Page and application data records:

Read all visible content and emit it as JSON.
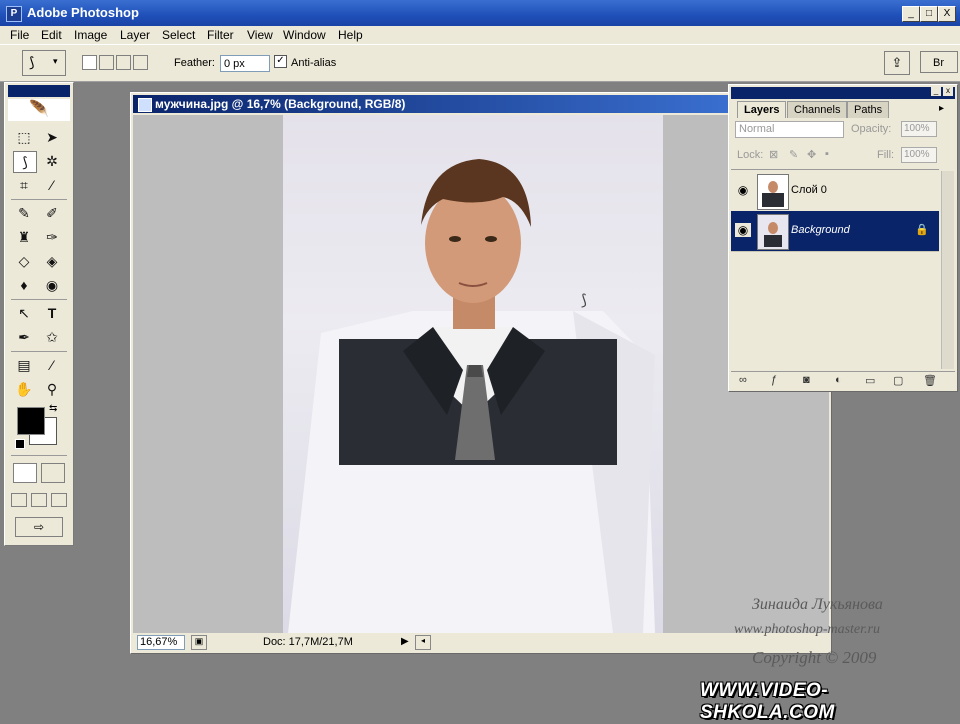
{
  "app": {
    "title": "Adobe Photoshop"
  },
  "window_buttons": {
    "minimize": "_",
    "maximize": "□",
    "close": "X"
  },
  "menu": [
    "File",
    "Edit",
    "Image",
    "Layer",
    "Select",
    "Filter",
    "View",
    "Window",
    "Help"
  ],
  "options": {
    "feather_label": "Feather:",
    "feather_value": "0 px",
    "antialias_label": "Anti-alias",
    "antialias_checked": true,
    "right_label": "Br"
  },
  "document": {
    "title": "мужчина.jpg @ 16,7% (Background, RGB/8)",
    "zoom": "16,67%",
    "info": "Doc: 17,7M/21,7M"
  },
  "layers_panel": {
    "tabs": [
      "Layers",
      "Channels",
      "Paths"
    ],
    "blend_mode": "Normal",
    "opacity_label": "Opacity:",
    "opacity_value": "100%",
    "lock_label": "Lock:",
    "fill_label": "Fill:",
    "fill_value": "100%",
    "layers": [
      {
        "name": "Слой 0",
        "selected": false
      },
      {
        "name": "Background",
        "selected": true,
        "locked": true
      }
    ]
  },
  "watermark": {
    "author": "Зинаида Лукьянова",
    "site": "www.photoshop-master.ru",
    "copyright": "Copyright © 2009",
    "brand": "WWW.VIDEO-SHKOLA.COM"
  },
  "colors": {
    "titlebar": "#1f4fb8",
    "selection": "#0a246a",
    "foreground": "#000000",
    "background_swatch": "#ffffff"
  }
}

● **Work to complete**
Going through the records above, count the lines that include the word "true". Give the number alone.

● **Solution to the exercise**
3